Caspar Melville remembers a melancholic master, the novelist Kurt Vonnegut
‘Maturity is a bitter disappointment for which no remedy exists, unless laughter can be said to be a remedy.”
The line is from the 1963 novel Cat’s Cradle by Kurt Vonnegut, who died on April 11, aged 84. Though he puts it into the mouth of his character Lionel Boyd Johnson aka Bokonon, the founder of a new religion, it’s fair to assume that this reflects Vonnegut’s own view. His published work certainly suggests as much: more than twenty books, novels, short stories and non-fiction, all suffused with a weary melancholia leavened with great jokes and folksy philosophy.
Vonnegut was Honorary President of the American Humanist Association, and certainly a humanist, though of a rather special kind. For a start he disliked the word “humanist”. Indeed, he seemed scornful of any kind of “ist”, though not of the human search for meaning. Bokonism, the religion he invents, combines a savage parody – the first line of The Book of Bokonon is “All of the things I am about to tell you are shameless lies” – with an acute understanding of why people have found it necessary to comfort themselves with untruths, or striven to find a “clean corner” in a “messy world”.
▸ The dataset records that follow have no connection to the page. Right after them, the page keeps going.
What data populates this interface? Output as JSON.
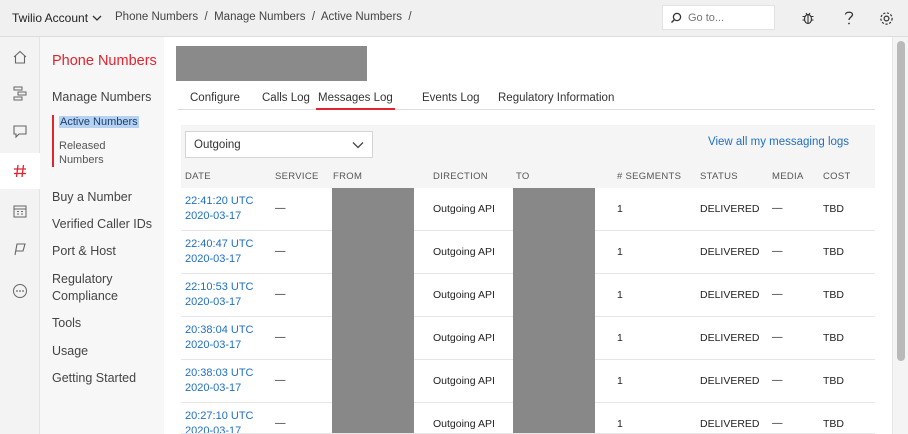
{
  "topbar": {
    "account_label": "Twilio Account",
    "breadcrumb": [
      "Phone Numbers",
      "Manage Numbers",
      "Active Numbers",
      ""
    ],
    "search_placeholder": "Go to..."
  },
  "sidenav": {
    "title": "Phone Numbers",
    "manage_numbers": "Manage Numbers",
    "sub_items": [
      "Active Numbers",
      "Released Numbers"
    ],
    "items": [
      "Buy a Number",
      "Verified Caller IDs",
      "Port & Host",
      "Regulatory Compliance",
      "Tools",
      "Usage",
      "Getting Started"
    ]
  },
  "tabs": [
    "Configure",
    "Calls Log",
    "Messages Log",
    "Events Log",
    "Regulatory Information"
  ],
  "active_tab": "Messages Log",
  "filter": {
    "selected": "Outgoing"
  },
  "view_all_link": "View all my messaging logs",
  "table": {
    "columns": [
      "DATE",
      "SERVICE",
      "FROM",
      "DIRECTION",
      "TO",
      "# SEGMENTS",
      "STATUS",
      "MEDIA",
      "COST"
    ],
    "rows": [
      {
        "time": "22:41:20 UTC",
        "date": "2020-03-17",
        "service": "—",
        "direction": "Outgoing API",
        "segments": "1",
        "status": "DELIVERED",
        "media": "—",
        "cost": "TBD"
      },
      {
        "time": "22:40:47 UTC",
        "date": "2020-03-17",
        "service": "—",
        "direction": "Outgoing API",
        "segments": "1",
        "status": "DELIVERED",
        "media": "—",
        "cost": "TBD"
      },
      {
        "time": "22:10:53 UTC",
        "date": "2020-03-17",
        "service": "—",
        "direction": "Outgoing API",
        "segments": "1",
        "status": "DELIVERED",
        "media": "—",
        "cost": "TBD"
      },
      {
        "time": "20:38:04 UTC",
        "date": "2020-03-17",
        "service": "—",
        "direction": "Outgoing API",
        "segments": "1",
        "status": "DELIVERED",
        "media": "—",
        "cost": "TBD"
      },
      {
        "time": "20:38:03 UTC",
        "date": "2020-03-17",
        "service": "—",
        "direction": "Outgoing API",
        "segments": "1",
        "status": "DELIVERED",
        "media": "—",
        "cost": "TBD"
      },
      {
        "time": "20:27:10 UTC",
        "date": "2020-03-17",
        "service": "—",
        "direction": "Outgoing API",
        "segments": "1",
        "status": "DELIVERED",
        "media": "—",
        "cost": "TBD"
      }
    ]
  },
  "colors": {
    "brand_red": "#e1242f",
    "link_blue": "#1f6fc5",
    "redaction": "#888888"
  },
  "icons": [
    "home-icon",
    "flow-icon",
    "chat-icon",
    "hash-icon",
    "building-icon",
    "flag-icon",
    "more-icon",
    "bug-icon",
    "help-icon",
    "gear-icon",
    "search-icon",
    "chevron-down-icon"
  ]
}
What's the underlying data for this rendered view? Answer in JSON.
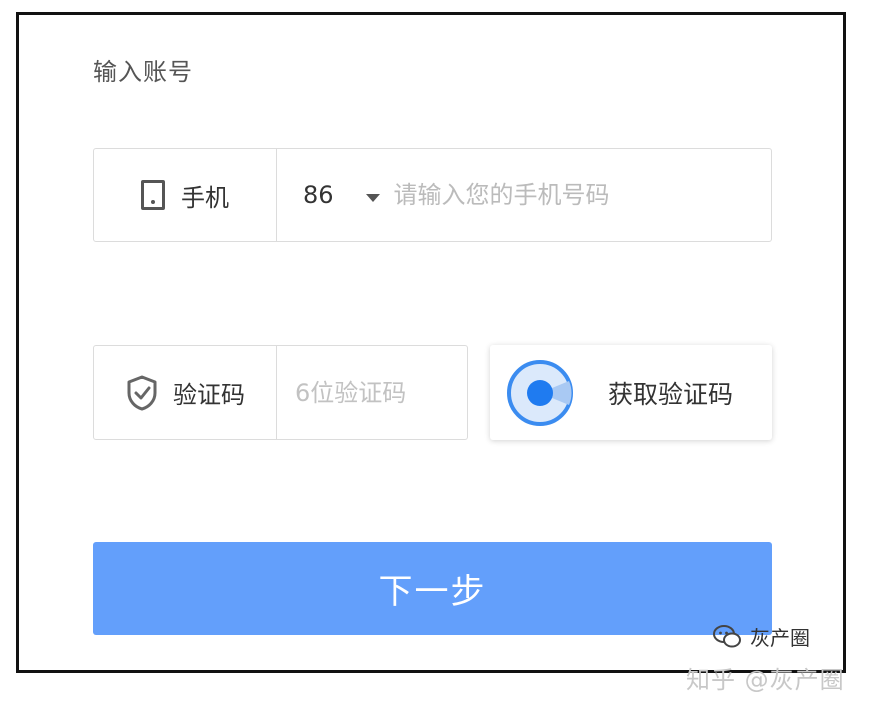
{
  "form": {
    "section_title": "输入账号",
    "phone": {
      "label": "手机",
      "icon": "phone-icon",
      "country_code": "86",
      "placeholder": "请输入您的手机号码",
      "value": ""
    },
    "code": {
      "label": "验证码",
      "icon": "shield-check-icon",
      "placeholder": "6位验证码",
      "value": ""
    },
    "get_code_button": {
      "label": "获取验证码",
      "icon": "captcha-radar-icon"
    },
    "next_button": {
      "label": "下一步"
    }
  },
  "colors": {
    "primary": "#639ffb",
    "border": "#dcdcdc",
    "placeholder": "#bbbbbb",
    "captcha_ring": "#3b8cf0",
    "captcha_fill": "#dbe9fb"
  },
  "watermark": {
    "inner_text": "灰产圈",
    "inner_icon": "wechat-icon",
    "outer_text": "知乎 @灰产圈"
  }
}
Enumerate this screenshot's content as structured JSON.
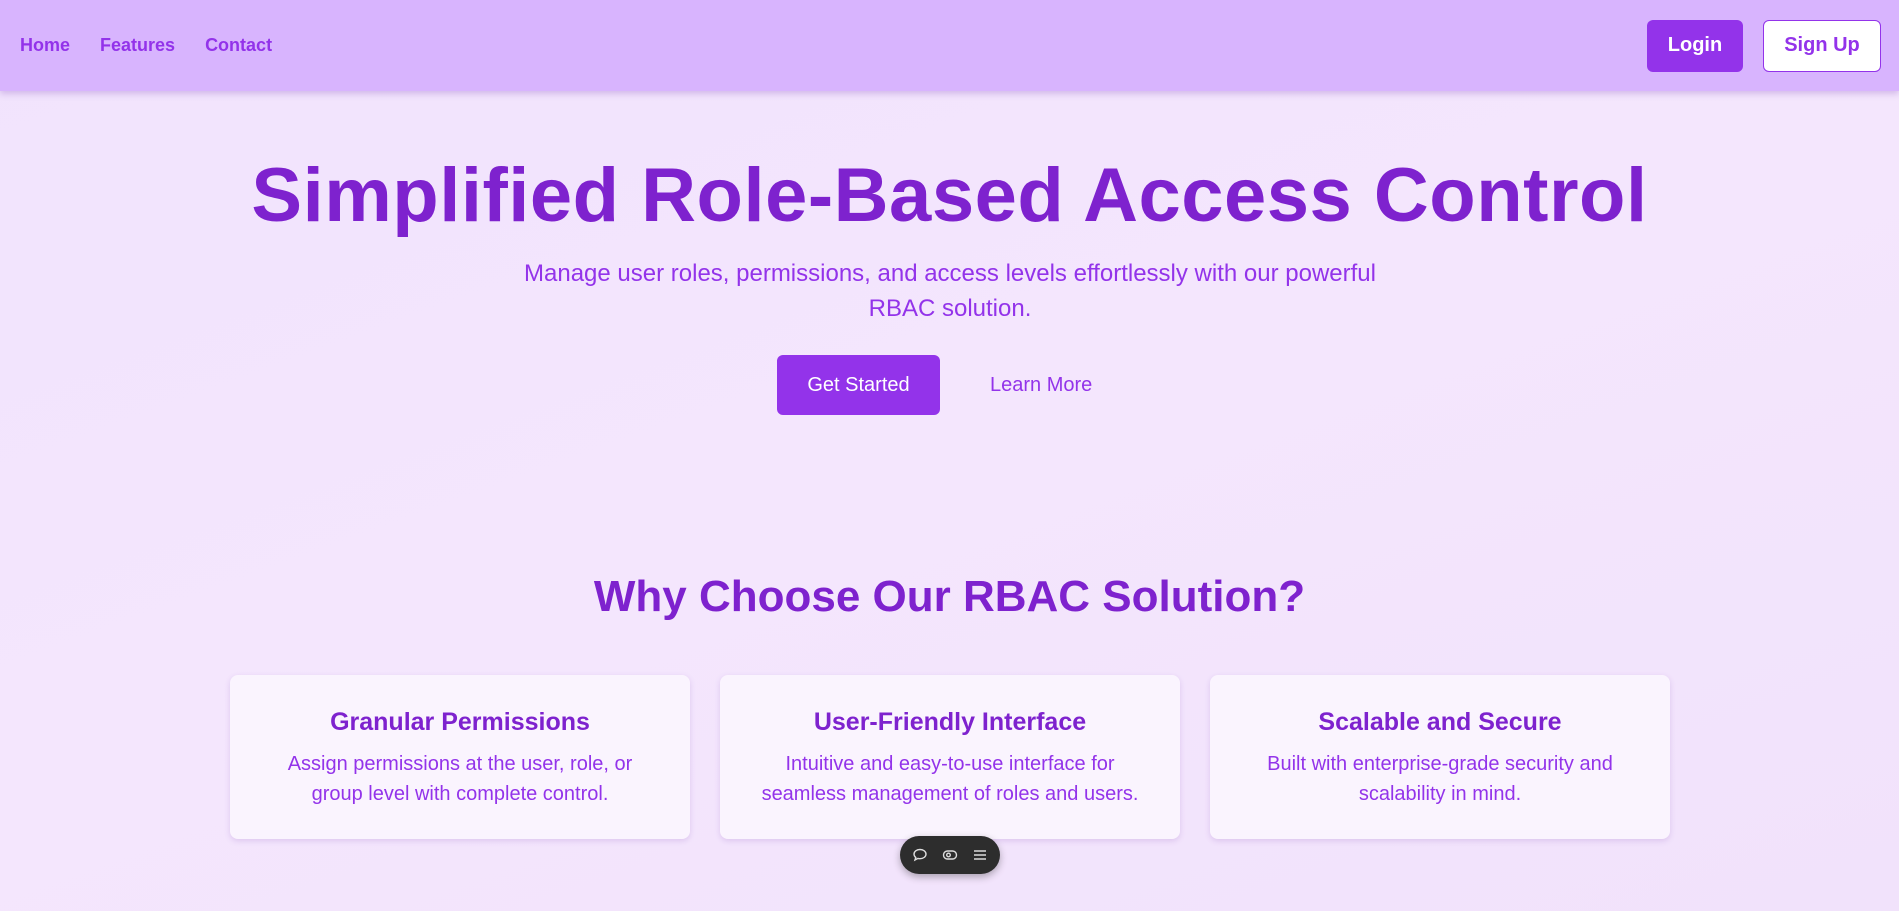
{
  "header": {
    "nav": [
      "Home",
      "Features",
      "Contact"
    ],
    "login_label": "Login",
    "signup_label": "Sign Up"
  },
  "hero": {
    "title": "Simplified Role-Based Access Control",
    "subtitle": "Manage user roles, permissions, and access levels effortlessly with our powerful RBAC solution.",
    "primary_cta": "Get Started",
    "secondary_cta": "Learn More"
  },
  "features": {
    "title": "Why Choose Our RBAC Solution?",
    "cards": [
      {
        "title": "Granular Permissions",
        "text": "Assign permissions at the user, role, or group level with complete control."
      },
      {
        "title": "User-Friendly Interface",
        "text": "Intuitive and easy-to-use interface for seamless management of roles and users."
      },
      {
        "title": "Scalable and Secure",
        "text": "Built with enterprise-grade security and scalability in mind."
      }
    ]
  },
  "toolbar": {
    "icons": [
      "comment-icon",
      "eye-icon",
      "menu-icon"
    ]
  },
  "colors": {
    "accent": "#9333ea",
    "heading": "#7e22ce",
    "header_bg": "#d8b4fe"
  }
}
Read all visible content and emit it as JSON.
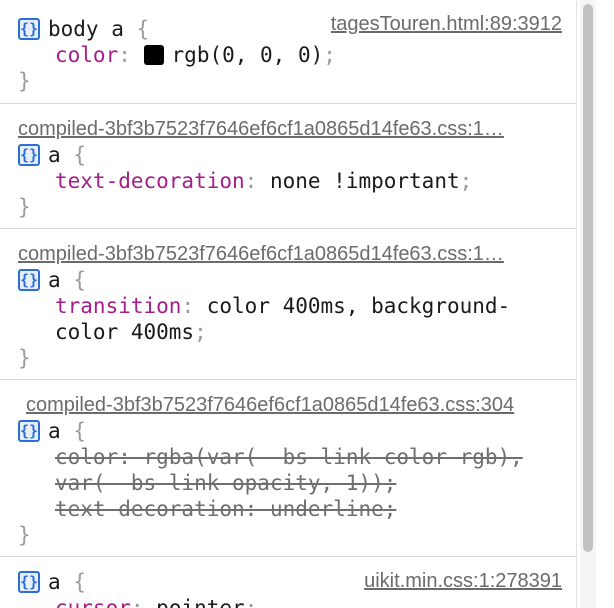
{
  "rules": [
    {
      "source": "tagesTouren.html:89:3912",
      "selector": "body a",
      "decls": [
        {
          "prop": "color",
          "value": "rgb(0, 0, 0)"
        }
      ]
    },
    {
      "source": "compiled-3bf3b7523f7646ef6cf1a0865d14fe63.css:1…",
      "selector": "a",
      "decls": [
        {
          "prop": "text-decoration",
          "value": "none !important"
        }
      ]
    },
    {
      "source": "compiled-3bf3b7523f7646ef6cf1a0865d14fe63.css:1…",
      "selector": "a",
      "decls": [
        {
          "prop": "transition",
          "value1": "color 400ms, background-",
          "value2": "color 400ms"
        }
      ]
    },
    {
      "source": "compiled-3bf3b7523f7646ef6cf1a0865d14fe63.css:304",
      "selector": "a",
      "decls": [
        {
          "prop": "color",
          "value1": "rgba(var(--bs-link-color-rgb),",
          "value2": "var(--bs-link-opacity, 1))"
        },
        {
          "prop": "text-decoration",
          "value": "underline"
        }
      ]
    },
    {
      "source": "uikit.min.css:1:278391",
      "selector": "a",
      "decls": [
        {
          "prop": "cursor",
          "value": "pointer"
        }
      ]
    }
  ],
  "glyphs": {
    "open_brace": "{",
    "close_brace": "}",
    "colon": ":",
    "semicolon": ";",
    "badge": "{}"
  },
  "colors": {
    "property": "#a61e8a",
    "badge": "#2d6fd6",
    "swatch": "#000000"
  }
}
For Vonnegut religion, like all things man-made, was ridiculous when it wasn’t actively evil, and his writing indicates that this was his view of most ideologies, organisations and people. He coins the word granfalloon for ridiculous institutions from the General Electric Company (for whom he worked) to the Communist Party to “any nation, anytime, anywhere”, which attracts his playful scorn. This scepticism of big institutions and big ideas went hand in hand with his view of humanity and human endeavour: people are insignificant creatures busily constructing fantastical ways of holding at bay the inevitable pointlessness of existence. Life, in the words of Kilgore Trout, his sci-fi writer alter-ego, is “a crock of shit”. To those who argue that there is an ultimate purpose or plan he might offer the dedication from his 20th novel, Timequake: “All persons living and dead are completely coincidental.”
Yet Vonnegut injected a warm, almost sentimental, love for human beings into his bitter horror at man’s capacity for inhumanity and his abhorrence of the manifold methods of torture, murder and madness produced by modernity. And that is perhaps why his savage asides are also so mordantly funny. In Timequake, for example, he mentions the nuclear physicist Andrei Sakharov, who developed the Soviet bomb: “His wife was a paediatrician. What sort of person could perfect a hydrogen bomb while married to a child-care specialist? … ‘Anything interesting happen at work today, Honeybunch?’ ‘Yes. My bomb is going to work just great. And how are you going with that kid with chicken pox?’”
Vonnegut would return time and again to one almost unspeakable atrocity: the fire-bombing of Dresden, which he experienced first-hand as a prisoner of war in that city and which was the subject of his first hit novel, Slaughterhouse-5 (1969). And yet in the preface to Mother Night (1962) he manages to dismiss even this horror with his characteristic offhand cynicism: “It was the largest massacre in European History, by the way. And so what?”
Though playful and very funny, Vonnegut was always powered by an underlying seriousness. He wrote frequently about his melancholic upbringing in German Indianapolis, which left him with a “deep-boned sadness”, fuelled no doubt by his mother’s suicide. He attempted it himself once and wryly referred to his own weakness for filterless Pall Malls as “a classy way to commit suicide”. He realised that life was, if anything, contingent. He may have fought the Nazis but, he once suggested, if his parents had stayed in Germany who can say that he wouldn’t have become one himself, “bopping Jews and gypsies and Poles around, leaving boots sticking out of snowbanks, warming myself with my secretly virtuous insides”.
Moral superiority repulsed him yet his entire oeuvre is a fiercely moral edifice, designed to goad humanity into overcoming its dreams of mastery and accepting the limitations, the delicious ironies and the simple suprisingness of this life. He aspired, as he had the American Ambassador aspire in Cat’s Cradle, to reducing “the stupidity and viciousness of mankind”. Of course, he always denied being a moralist, dead-panning to the end. Here’s how he describes Mother Night: “This is the only story of mine whose moral I know. I don’t think it’s a marvellous moral; I simply happen to know what it is: We are what we pretend to be, so we must be careful what we pretend to be.” Then he goes on to find another: “When you’re dead you’re dead.” ■